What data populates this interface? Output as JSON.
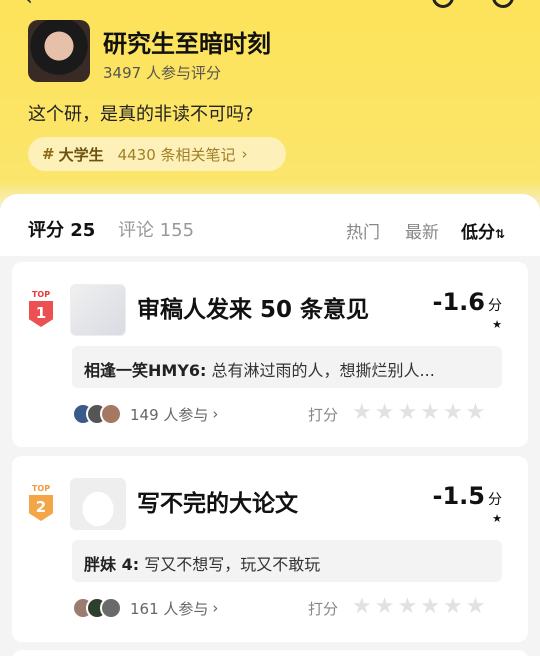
{
  "topic": {
    "title": "研究生至暗时刻",
    "participants": "3497 人参与评分",
    "question": "这个研，是真的非读不可吗?",
    "tag": {
      "hash": "#",
      "name": "大学生",
      "count": "4430 条相关笔记",
      "chevron": "›"
    }
  },
  "tabs": {
    "score": "评分 25",
    "comments": "评论 155"
  },
  "sort": {
    "hot": "热门",
    "new": "最新",
    "low": "低分",
    "low_icon": "⇅"
  },
  "items": [
    {
      "rank_label": "TOP",
      "rank": "1",
      "title": "审稿人发来 50 条意见",
      "score": "-1.6",
      "score_unit": "分",
      "comment_user": "相逢一笑HMY6:",
      "comment_text": "总有淋过雨的人，想撕烂别人...",
      "participants": "149 人参与",
      "chevron": "›",
      "rate_label": "打分"
    },
    {
      "rank_label": "TOP",
      "rank": "2",
      "title": "写不完的大论文",
      "score": "-1.5",
      "score_unit": "分",
      "comment_user": "胖妹 4:",
      "comment_text": "写又不想写，玩又不敢玩",
      "participants": "161 人参与",
      "chevron": "›",
      "rate_label": "打分"
    }
  ],
  "colors": {
    "header_yellow": "#fde35a",
    "rank1": "#ec5050",
    "rank2": "#f4a548"
  }
}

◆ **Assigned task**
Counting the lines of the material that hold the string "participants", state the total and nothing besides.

◆ **Answer to this exercise**
3